# Task statement
Write out the records again exactly and exclude the pictures.

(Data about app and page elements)
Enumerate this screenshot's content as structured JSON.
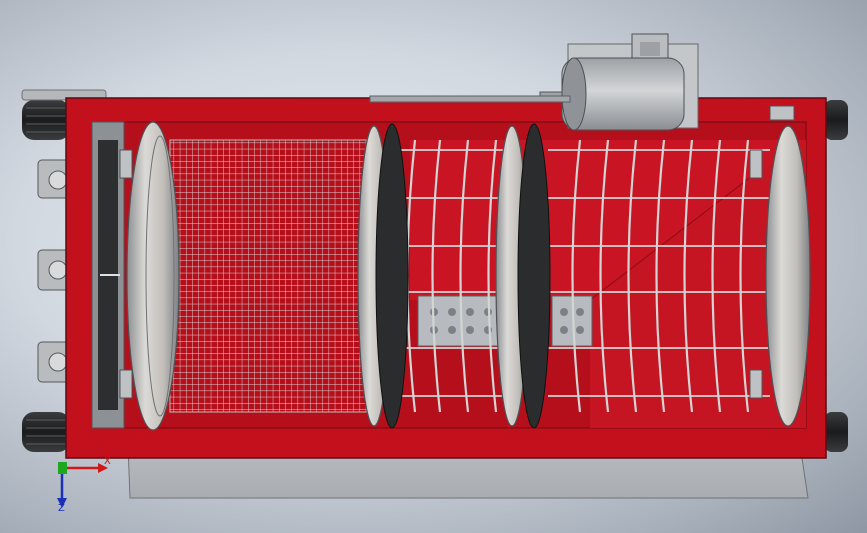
{
  "view": {
    "type": "cad-3d-assembly-top-view",
    "colors": {
      "frame_red": "#c3101d",
      "frame_red_dark": "#8e0a14",
      "steel_light": "#c7c9cb",
      "steel_mid": "#9ea3a8",
      "ring_dark": "#2a2c2e",
      "wire": "#d6d6d6",
      "background": "#d2d8e0"
    }
  },
  "triad": {
    "x_label": "X",
    "z_label": "Z",
    "x_color": "#d11818",
    "y_color": "#1fa81f",
    "z_color": "#1b2fb8"
  }
}
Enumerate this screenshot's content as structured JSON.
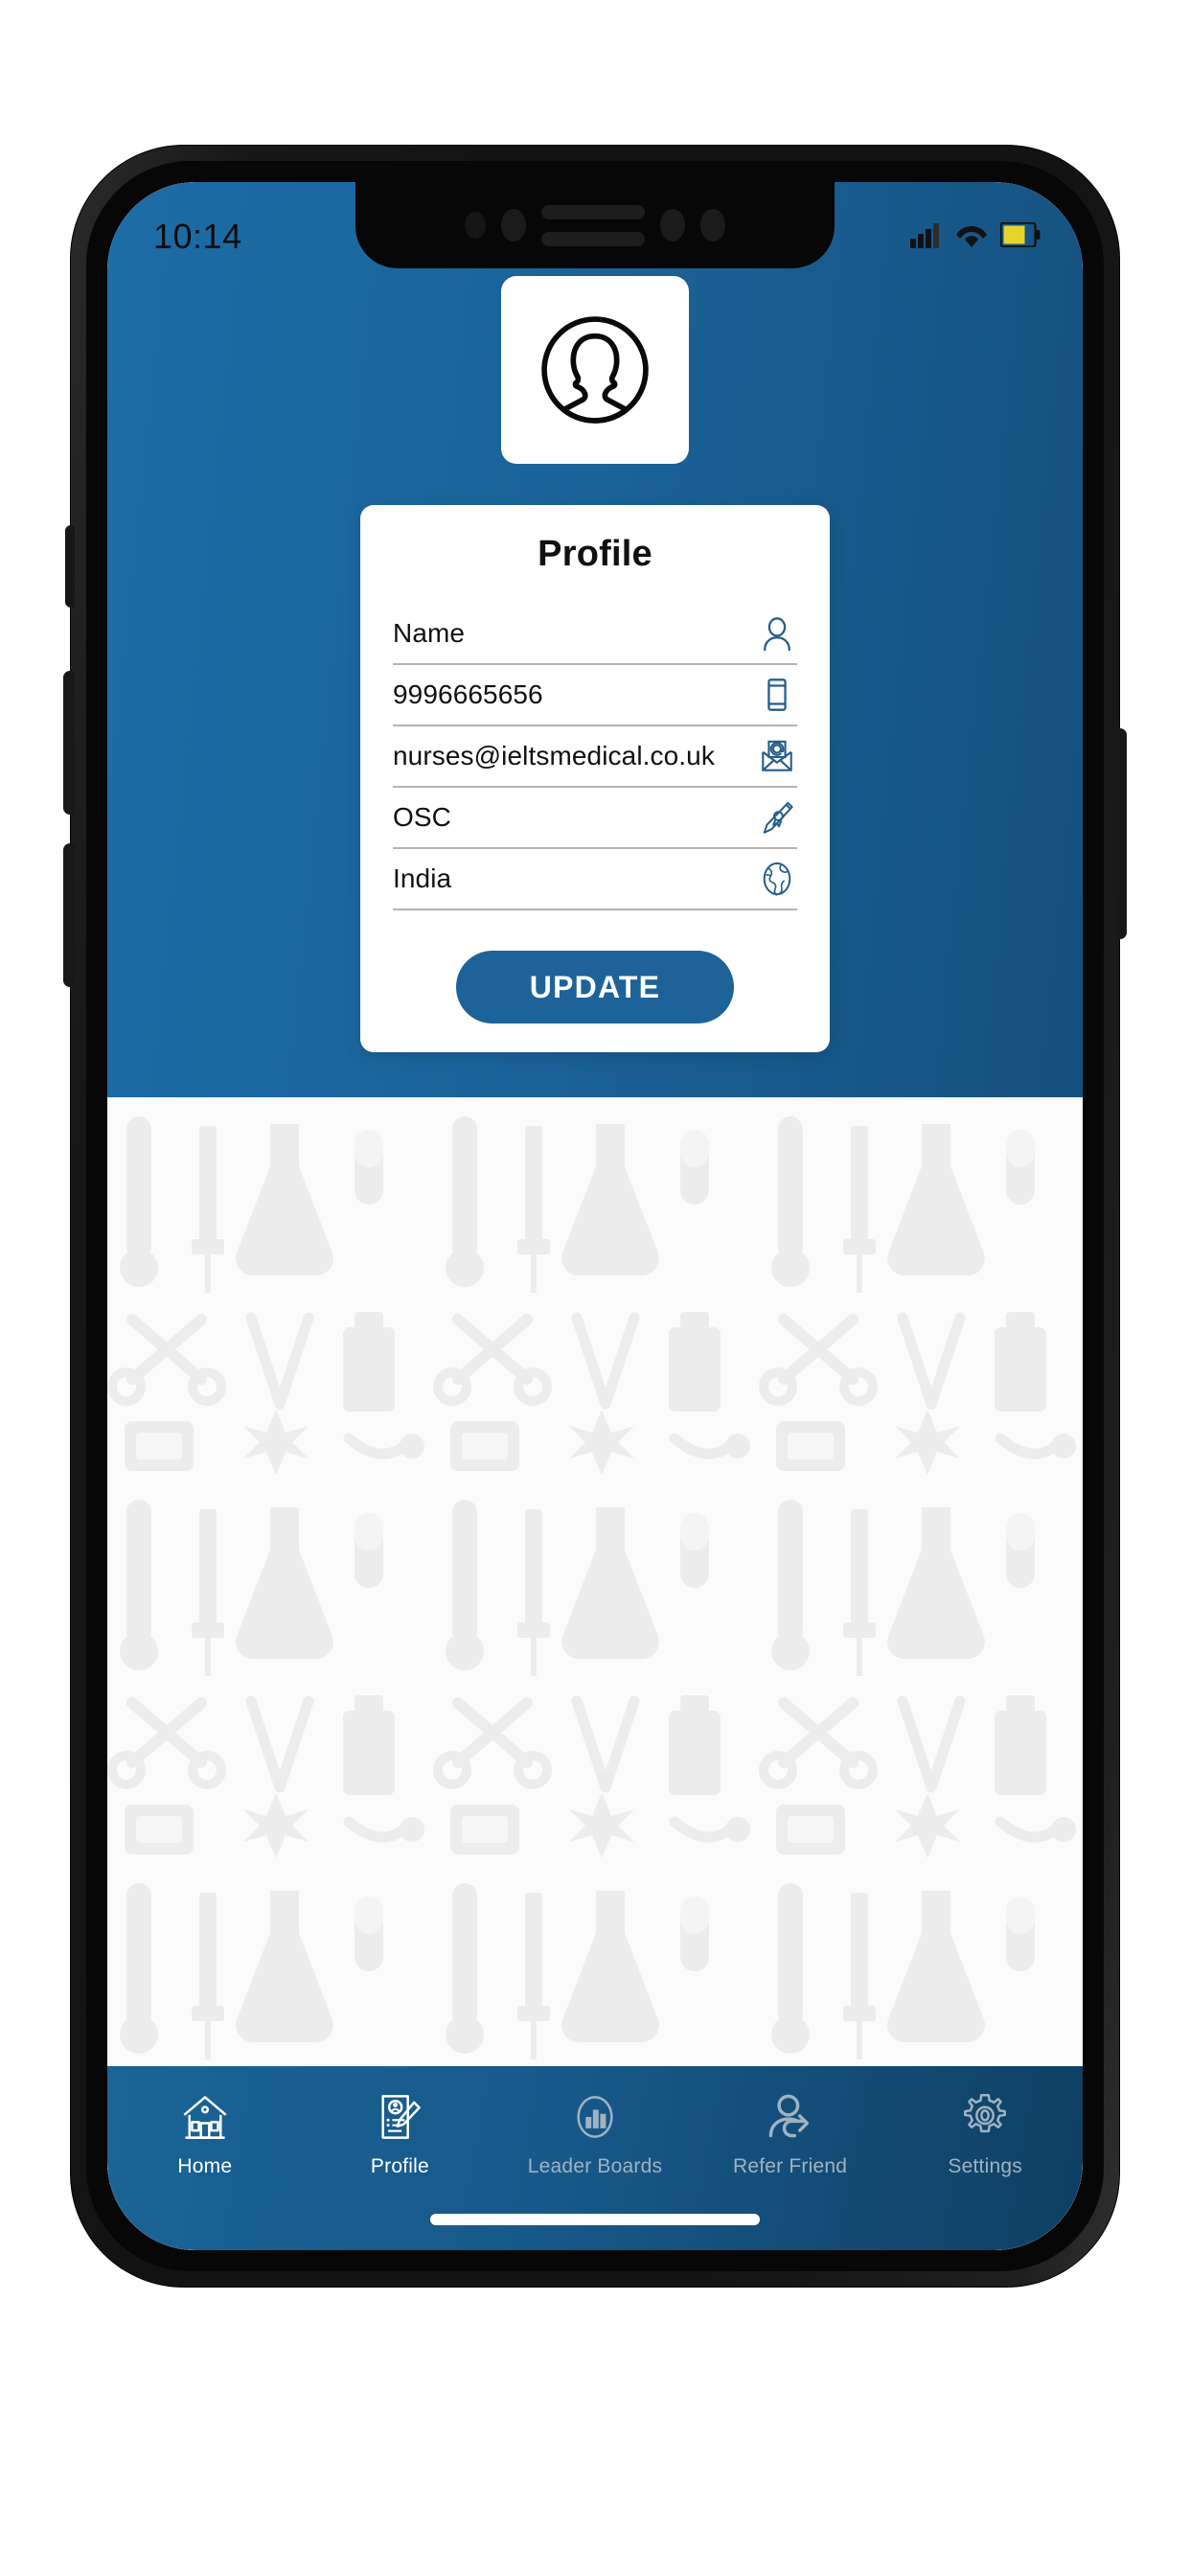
{
  "device": {
    "type": "smartphone-mockup",
    "buttons": [
      "silent-switch",
      "volume-up",
      "volume-down",
      "power"
    ]
  },
  "statusbar": {
    "time": "10:14",
    "icons": [
      "signal-icon",
      "wifi-icon",
      "battery-icon"
    ],
    "battery_color": "#e8d32a"
  },
  "theme": {
    "brand_blue": "#1a6298",
    "brand_blue_dark": "#0f3f63",
    "icon_blue": "#255d8a",
    "button_blue": "#1d6399",
    "card_white": "#ffffff",
    "divider_gray": "#b4b4b4",
    "nav_inactive": "#9fb3c2",
    "nav_active": "#ffffff"
  },
  "avatar": {
    "icon": "user-portrait-icon",
    "alt": "Profile picture placeholder"
  },
  "card": {
    "title": "Profile",
    "fields": [
      {
        "name": "name",
        "value": "Name",
        "icon": "person-icon"
      },
      {
        "name": "phone",
        "value": "9996665656",
        "icon": "mobile-phone-icon"
      },
      {
        "name": "email",
        "value": "nurses@ieltsmedical.co.uk",
        "icon": "email-at-icon"
      },
      {
        "name": "course",
        "value": "OSC",
        "icon": "diploma-icon"
      },
      {
        "name": "country",
        "value": "India",
        "icon": "globe-icon"
      }
    ],
    "update_label": "UPDATE"
  },
  "bottom_nav": {
    "items": [
      {
        "label": "Home",
        "icon": "home-icon",
        "state": "bright"
      },
      {
        "label": "Profile",
        "icon": "profile-doc-icon",
        "state": "active"
      },
      {
        "label": "Leader Boards",
        "icon": "bar-chart-icon",
        "state": "inactive"
      },
      {
        "label": "Refer Friend",
        "icon": "person-share-icon",
        "state": "inactive"
      },
      {
        "label": "Settings",
        "icon": "gear-icon",
        "state": "inactive"
      }
    ]
  },
  "background": {
    "pattern": "medical-equipment-pattern",
    "description": "Faint grayscale medical tools: thermometers, syringes, flasks, scissors, tweezers, pill bottles, star-of-life"
  }
}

# Response to this task
Enumerate this screenshot's content as structured JSON.
{
  "view": {
    "type": "cad-3d-assembly-top-view",
    "colors": {
      "frame_red": "#c3101d",
      "frame_red_dark": "#8e0a14",
      "steel_light": "#c7c9cb",
      "steel_mid": "#9ea3a8",
      "ring_dark": "#2a2c2e",
      "wire": "#d6d6d6",
      "background": "#d2d8e0"
    }
  },
  "triad": {
    "x_label": "X",
    "z_label": "Z",
    "x_color": "#d11818",
    "y_color": "#1fa81f",
    "z_color": "#1b2fb8"
  }
}
Enumerate this screenshot's content as structured JSON.
{
  "device": {
    "type": "smartphone-mockup",
    "buttons": [
      "silent-switch",
      "volume-up",
      "volume-down",
      "power"
    ]
  },
  "statusbar": {
    "time": "10:14",
    "icons": [
      "signal-icon",
      "wifi-icon",
      "battery-icon"
    ],
    "battery_color": "#e8d32a"
  },
  "theme": {
    "brand_blue": "#1a6298",
    "brand_blue_dark": "#0f3f63",
    "icon_blue": "#255d8a",
    "button_blue": "#1d6399",
    "card_white": "#ffffff",
    "divider_gray": "#b4b4b4",
    "nav_inactive": "#9fb3c2",
    "nav_active": "#ffffff"
  },
  "avatar": {
    "icon": "user-portrait-icon",
    "alt": "Profile picture placeholder"
  },
  "card": {
    "title": "Profile",
    "fields": [
      {
        "name": "name",
        "value": "Name",
        "icon": "person-icon"
      },
      {
        "name": "phone",
        "value": "9996665656",
        "icon": "mobile-phone-icon"
      },
      {
        "name": "email",
        "value": "nurses@ieltsmedical.co.uk",
        "icon": "email-at-icon"
      },
      {
        "name": "course",
        "value": "OSC",
        "icon": "diploma-icon"
      },
      {
        "name": "country",
        "value": "India",
        "icon": "globe-icon"
      }
    ],
    "update_label": "UPDATE"
  },
  "bottom_nav": {
    "items": [
      {
        "label": "Home",
        "icon": "home-icon",
        "state": "bright"
      },
      {
        "label": "Profile",
        "icon": "profile-doc-icon",
        "state": "active"
      },
      {
        "label": "Leader Boards",
        "icon": "bar-chart-icon",
        "state": "inactive"
      },
      {
        "label": "Refer Friend",
        "icon": "person-share-icon",
        "state": "inactive"
      },
      {
        "label": "Settings",
        "icon": "gear-icon",
        "state": "inactive"
      }
    ]
  },
  "background": {
    "pattern": "medical-equipment-pattern",
    "description": "Faint grayscale medical tools: thermometers, syringes, flasks, scissors, tweezers, pill bottles, star-of-life"
  }
}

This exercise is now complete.